** Supplied material follows **
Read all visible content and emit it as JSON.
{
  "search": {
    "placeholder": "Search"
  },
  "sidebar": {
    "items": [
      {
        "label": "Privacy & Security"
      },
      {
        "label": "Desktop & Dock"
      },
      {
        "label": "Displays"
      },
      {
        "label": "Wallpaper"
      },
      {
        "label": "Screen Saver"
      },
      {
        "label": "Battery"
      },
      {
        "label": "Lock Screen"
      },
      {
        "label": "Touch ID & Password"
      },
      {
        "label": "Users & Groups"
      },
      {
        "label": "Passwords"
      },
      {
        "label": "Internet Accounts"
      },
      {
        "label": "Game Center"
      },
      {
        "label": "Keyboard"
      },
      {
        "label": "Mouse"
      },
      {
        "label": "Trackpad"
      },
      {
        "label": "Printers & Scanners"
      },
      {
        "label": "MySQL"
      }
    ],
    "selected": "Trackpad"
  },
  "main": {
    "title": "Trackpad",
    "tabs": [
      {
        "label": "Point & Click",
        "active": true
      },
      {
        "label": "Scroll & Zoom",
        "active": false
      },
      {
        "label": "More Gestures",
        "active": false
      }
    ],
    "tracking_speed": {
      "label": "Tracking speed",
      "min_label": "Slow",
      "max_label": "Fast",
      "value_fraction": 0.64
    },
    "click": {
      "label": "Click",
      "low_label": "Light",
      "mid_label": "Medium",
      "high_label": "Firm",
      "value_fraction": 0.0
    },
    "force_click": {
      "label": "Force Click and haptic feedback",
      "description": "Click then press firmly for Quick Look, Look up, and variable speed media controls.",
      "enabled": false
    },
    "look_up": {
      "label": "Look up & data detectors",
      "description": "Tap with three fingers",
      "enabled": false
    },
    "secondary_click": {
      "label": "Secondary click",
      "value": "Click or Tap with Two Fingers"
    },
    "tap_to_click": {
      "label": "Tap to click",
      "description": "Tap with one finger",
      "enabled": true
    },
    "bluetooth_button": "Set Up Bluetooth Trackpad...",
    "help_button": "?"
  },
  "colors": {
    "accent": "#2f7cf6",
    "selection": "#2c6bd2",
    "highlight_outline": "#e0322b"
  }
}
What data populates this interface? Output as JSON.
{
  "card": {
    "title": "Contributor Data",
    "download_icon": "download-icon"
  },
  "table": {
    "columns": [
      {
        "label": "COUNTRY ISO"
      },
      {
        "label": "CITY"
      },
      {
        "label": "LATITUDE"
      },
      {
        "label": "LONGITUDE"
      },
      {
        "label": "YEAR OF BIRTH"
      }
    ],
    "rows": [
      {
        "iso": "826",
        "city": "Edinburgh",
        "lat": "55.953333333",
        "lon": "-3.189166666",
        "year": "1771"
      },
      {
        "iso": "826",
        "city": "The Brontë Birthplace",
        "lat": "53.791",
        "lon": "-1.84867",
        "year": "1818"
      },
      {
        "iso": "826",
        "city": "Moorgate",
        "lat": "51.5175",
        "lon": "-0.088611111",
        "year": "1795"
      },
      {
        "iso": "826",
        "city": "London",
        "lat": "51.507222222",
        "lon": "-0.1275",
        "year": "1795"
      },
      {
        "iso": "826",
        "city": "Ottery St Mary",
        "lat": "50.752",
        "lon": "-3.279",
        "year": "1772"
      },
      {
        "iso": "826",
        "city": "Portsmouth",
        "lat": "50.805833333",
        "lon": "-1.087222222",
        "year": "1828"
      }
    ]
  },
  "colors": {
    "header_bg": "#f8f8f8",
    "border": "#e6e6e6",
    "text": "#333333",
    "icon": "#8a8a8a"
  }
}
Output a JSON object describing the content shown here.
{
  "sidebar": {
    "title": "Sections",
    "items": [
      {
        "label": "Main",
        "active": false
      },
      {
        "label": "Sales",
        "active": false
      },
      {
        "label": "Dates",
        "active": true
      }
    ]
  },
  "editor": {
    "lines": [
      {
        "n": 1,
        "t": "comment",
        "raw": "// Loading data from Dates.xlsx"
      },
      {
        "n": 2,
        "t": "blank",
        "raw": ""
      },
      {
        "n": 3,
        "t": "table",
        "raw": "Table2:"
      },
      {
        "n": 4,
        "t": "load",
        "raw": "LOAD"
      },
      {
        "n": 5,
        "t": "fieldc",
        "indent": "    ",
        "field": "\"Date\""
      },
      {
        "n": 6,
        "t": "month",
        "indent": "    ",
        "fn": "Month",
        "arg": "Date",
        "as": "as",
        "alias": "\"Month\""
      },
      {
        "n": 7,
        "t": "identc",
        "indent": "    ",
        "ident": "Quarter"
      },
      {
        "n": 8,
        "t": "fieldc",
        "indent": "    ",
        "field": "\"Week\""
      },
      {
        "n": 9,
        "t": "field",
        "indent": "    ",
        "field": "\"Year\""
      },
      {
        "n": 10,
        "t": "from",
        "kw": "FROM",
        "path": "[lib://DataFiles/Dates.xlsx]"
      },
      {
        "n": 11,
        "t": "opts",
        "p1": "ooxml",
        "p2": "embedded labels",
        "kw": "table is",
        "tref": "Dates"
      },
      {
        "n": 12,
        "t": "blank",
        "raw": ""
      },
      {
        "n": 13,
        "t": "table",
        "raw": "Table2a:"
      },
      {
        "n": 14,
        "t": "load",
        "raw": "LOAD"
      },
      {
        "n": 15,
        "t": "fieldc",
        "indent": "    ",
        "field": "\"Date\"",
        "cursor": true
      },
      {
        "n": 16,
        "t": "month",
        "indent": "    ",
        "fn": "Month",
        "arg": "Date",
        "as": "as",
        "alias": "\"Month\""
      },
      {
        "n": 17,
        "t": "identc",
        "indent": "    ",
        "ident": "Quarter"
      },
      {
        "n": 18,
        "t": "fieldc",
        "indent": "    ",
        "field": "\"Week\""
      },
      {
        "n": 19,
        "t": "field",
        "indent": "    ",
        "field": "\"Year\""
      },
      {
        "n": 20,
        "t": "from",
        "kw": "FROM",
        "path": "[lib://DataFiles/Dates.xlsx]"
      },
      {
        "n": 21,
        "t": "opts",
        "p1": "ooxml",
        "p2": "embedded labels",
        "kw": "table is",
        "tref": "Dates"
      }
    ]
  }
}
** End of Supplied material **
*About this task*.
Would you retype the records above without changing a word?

*Answer section*.
Read all visible content and emit it as JSON.
{
  "search": {
    "placeholder": "Search"
  },
  "sidebar": {
    "items": [
      {
        "label": "Privacy & Security"
      },
      {
        "label": "Desktop & Dock"
      },
      {
        "label": "Displays"
      },
      {
        "label": "Wallpaper"
      },
      {
        "label": "Screen Saver"
      },
      {
        "label": "Battery"
      },
      {
        "label": "Lock Screen"
      },
      {
        "label": "Touch ID & Password"
      },
      {
        "label": "Users & Groups"
      },
      {
        "label": "Passwords"
      },
      {
        "label": "Internet Accounts"
      },
      {
        "label": "Game Center"
      },
      {
        "label": "Keyboard"
      },
      {
        "label": "Mouse"
      },
      {
        "label": "Trackpad"
      },
      {
        "label": "Printers & Scanners"
      },
      {
        "label": "MySQL"
      }
    ],
    "selected": "Trackpad"
  },
  "main": {
    "title": "Trackpad",
    "tabs": [
      {
        "label": "Point & Click",
        "active": true
      },
      {
        "label": "Scroll & Zoom",
        "active": false
      },
      {
        "label": "More Gestures",
        "active": false
      }
    ],
    "tracking_speed": {
      "label": "Tracking speed",
      "min_label": "Slow",
      "max_label": "Fast",
      "value_fraction": 0.64
    },
    "click": {
      "label": "Click",
      "low_label": "Light",
      "mid_label": "Medium",
      "high_label": "Firm",
      "value_fraction": 0.0
    },
    "force_click": {
      "label": "Force Click and haptic feedback",
      "description": "Click then press firmly for Quick Look, Look up, and variable speed media controls.",
      "enabled": false
    },
    "look_up": {
      "label": "Look up & data detectors",
      "description": "Tap with three fingers",
      "enabled": false
    },
    "secondary_click": {
      "label": "Secondary click",
      "value": "Click or Tap with Two Fingers"
    },
    "tap_to_click": {
      "label": "Tap to click",
      "description": "Tap with one finger",
      "enabled": true
    },
    "bluetooth_button": "Set Up Bluetooth Trackpad...",
    "help_button": "?"
  },
  "colors": {
    "accent": "#2f7cf6",
    "selection": "#2c6bd2",
    "highlight_outline": "#e0322b"
  }
}
What data populates this interface? Output as JSON.
{
  "card": {
    "title": "Contributor Data",
    "download_icon": "download-icon"
  },
  "table": {
    "columns": [
      {
        "label": "COUNTRY ISO"
      },
      {
        "label": "CITY"
      },
      {
        "label": "LATITUDE"
      },
      {
        "label": "LONGITUDE"
      },
      {
        "label": "YEAR OF BIRTH"
      }
    ],
    "rows": [
      {
        "iso": "826",
        "city": "Edinburgh",
        "lat": "55.953333333",
        "lon": "-3.189166666",
        "year": "1771"
      },
      {
        "iso": "826",
        "city": "The Brontë Birthplace",
        "lat": "53.791",
        "lon": "-1.84867",
        "year": "1818"
      },
      {
        "iso": "826",
        "city": "Moorgate",
        "lat": "51.5175",
        "lon": "-0.088611111",
        "year": "1795"
      },
      {
        "iso": "826",
        "city": "London",
        "lat": "51.507222222",
        "lon": "-0.1275",
        "year": "1795"
      },
      {
        "iso": "826",
        "city": "Ottery St Mary",
        "lat": "50.752",
        "lon": "-3.279",
        "year": "1772"
      },
      {
        "iso": "826",
        "city": "Portsmouth",
        "lat": "50.805833333",
        "lon": "-1.087222222",
        "year": "1828"
      }
    ]
  },
  "colors": {
    "header_bg": "#f8f8f8",
    "border": "#e6e6e6",
    "text": "#333333",
    "icon": "#8a8a8a"
  }
}
Output a JSON object describing the content shown here.
{
  "sidebar": {
    "title": "Sections",
    "items": [
      {
        "label": "Main",
        "active": false
      },
      {
        "label": "Sales",
        "active": false
      },
      {
        "label": "Dates",
        "active": true
      }
    ]
  },
  "editor": {
    "lines": [
      {
        "n": 1,
        "t": "comment",
        "raw": "// Loading data from Dates.xlsx"
      },
      {
        "n": 2,
        "t": "blank",
        "raw": ""
      },
      {
        "n": 3,
        "t": "table",
        "raw": "Table2:"
      },
      {
        "n": 4,
        "t": "load",
        "raw": "LOAD"
      },
      {
        "n": 5,
        "t": "fieldc",
        "indent": "    ",
        "field": "\"Date\""
      },
      {
        "n": 6,
        "t": "month",
        "indent": "    ",
        "fn": "Month",
        "arg": "Date",
        "as": "as",
        "alias": "\"Month\""
      },
      {
        "n": 7,
        "t": "identc",
        "indent": "    ",
        "ident": "Quarter"
      },
      {
        "n": 8,
        "t": "fieldc",
        "indent": "    ",
        "field": "\"Week\""
      },
      {
        "n": 9,
        "t": "field",
        "indent": "    ",
        "field": "\"Year\""
      },
      {
        "n": 10,
        "t": "from",
        "kw": "FROM",
        "path": "[lib://DataFiles/Dates.xlsx]"
      },
      {
        "n": 11,
        "t": "opts",
        "p1": "ooxml",
        "p2": "embedded labels",
        "kw": "table is",
        "tref": "Dates"
      },
      {
        "n": 12,
        "t": "blank",
        "raw": ""
      },
      {
        "n": 13,
        "t": "table",
        "raw": "Table2a:"
      },
      {
        "n": 14,
        "t": "load",
        "raw": "LOAD"
      },
      {
        "n": 15,
        "t": "fieldc",
        "indent": "    ",
        "field": "\"Date\"",
        "cursor": true
      },
      {
        "n": 16,
        "t": "month",
        "indent": "    ",
        "fn": "Month",
        "arg": "Date",
        "as": "as",
        "alias": "\"Month\""
      },
      {
        "n": 17,
        "t": "identc",
        "indent": "    ",
        "ident": "Quarter"
      },
      {
        "n": 18,
        "t": "fieldc",
        "indent": "    ",
        "field": "\"Week\""
      },
      {
        "n": 19,
        "t": "field",
        "indent": "    ",
        "field": "\"Year\""
      },
      {
        "n": 20,
        "t": "from",
        "kw": "FROM",
        "path": "[lib://DataFiles/Dates.xlsx]"
      },
      {
        "n": 21,
        "t": "opts",
        "p1": "ooxml",
        "p2": "embedded labels",
        "kw": "table is",
        "tref": "Dates"
      }
    ]
  }
}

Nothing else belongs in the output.